Economic practices and social and legal representations of life together : Portrait of Ontario

Année :


Belleau H, Lavallée C, Leckey R, Pugliese M. (2023). Economic practices and social and legal representations of life together, research rapport: portrait of Ontario. Institut national de la recherche scientifique (INRS). 100 p.

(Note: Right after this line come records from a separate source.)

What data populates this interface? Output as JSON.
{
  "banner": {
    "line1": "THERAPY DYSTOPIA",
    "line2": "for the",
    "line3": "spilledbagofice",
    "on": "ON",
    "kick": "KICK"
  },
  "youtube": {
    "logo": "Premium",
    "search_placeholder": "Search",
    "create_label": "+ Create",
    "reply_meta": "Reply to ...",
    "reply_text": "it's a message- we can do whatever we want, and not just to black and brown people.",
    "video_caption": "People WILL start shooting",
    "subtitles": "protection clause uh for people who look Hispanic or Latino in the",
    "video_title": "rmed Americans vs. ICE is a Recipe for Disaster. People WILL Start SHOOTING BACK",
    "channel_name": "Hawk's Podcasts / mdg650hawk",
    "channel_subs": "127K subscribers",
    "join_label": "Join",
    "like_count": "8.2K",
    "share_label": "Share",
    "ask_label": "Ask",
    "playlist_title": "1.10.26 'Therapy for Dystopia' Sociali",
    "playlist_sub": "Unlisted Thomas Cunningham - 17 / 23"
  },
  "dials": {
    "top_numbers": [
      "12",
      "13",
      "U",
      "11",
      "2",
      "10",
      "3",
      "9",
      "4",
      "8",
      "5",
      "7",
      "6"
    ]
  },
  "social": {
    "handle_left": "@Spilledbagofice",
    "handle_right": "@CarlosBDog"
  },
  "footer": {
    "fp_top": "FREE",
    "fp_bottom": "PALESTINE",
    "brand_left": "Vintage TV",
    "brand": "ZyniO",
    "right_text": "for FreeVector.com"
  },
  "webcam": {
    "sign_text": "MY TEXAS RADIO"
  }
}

This report presents a descriptive portrait of the first results emerging from the research project entitled Economic practices, social and legal representations of cohabitants in Canada. Based on a new survey of people living in a couple and aged 25 to 64, the study aimed to identify, for the first time in Ontario, the financial and legal arrangements of couples, whether married or not, their legal knowledge of family law rules that apply to their personal situation, whether they anticipate the possibility of a break-up or the death of their spouse and their opinion on a possible reform of family law.The social relevance of this research project stems from the fact that legislative drafters in Ontario have recognized the functional similarities of shared life between married and unmarried partners. Ontario’s Family Law Act (FLA) imposes on common-law spouses a duty of maintenance to common-law spouses during the relationship and for a time afterwards but provides neither for the division of family property, including the matrimonial home and assets, nor for succession rights where a cohabitant dies intestate. Our survey shows that more than 70% of cohabitants in Ontario do not know the legal rules that apply to them. The results also clearly demonstrate that marriage is not synonymous with the combination of assets, nor can cohabitation be associated with complete financial independence between partners. Among common law partner only, 64% do not think they will ever separate from their current spouse and less than 9% say they have a cohabitation agreement/contract. Finally, approximately 85% agree with a proposal that would give common law spouses the same protections as married couples in the event of separation, including equal sharing of the value of the house in which they lived together and of retirement savings and pensions. Although there are differences between the two types of union, they appear to be modest and do not, in our view, justify the distinct legal treatment of family law in Ontario regarding the division of property.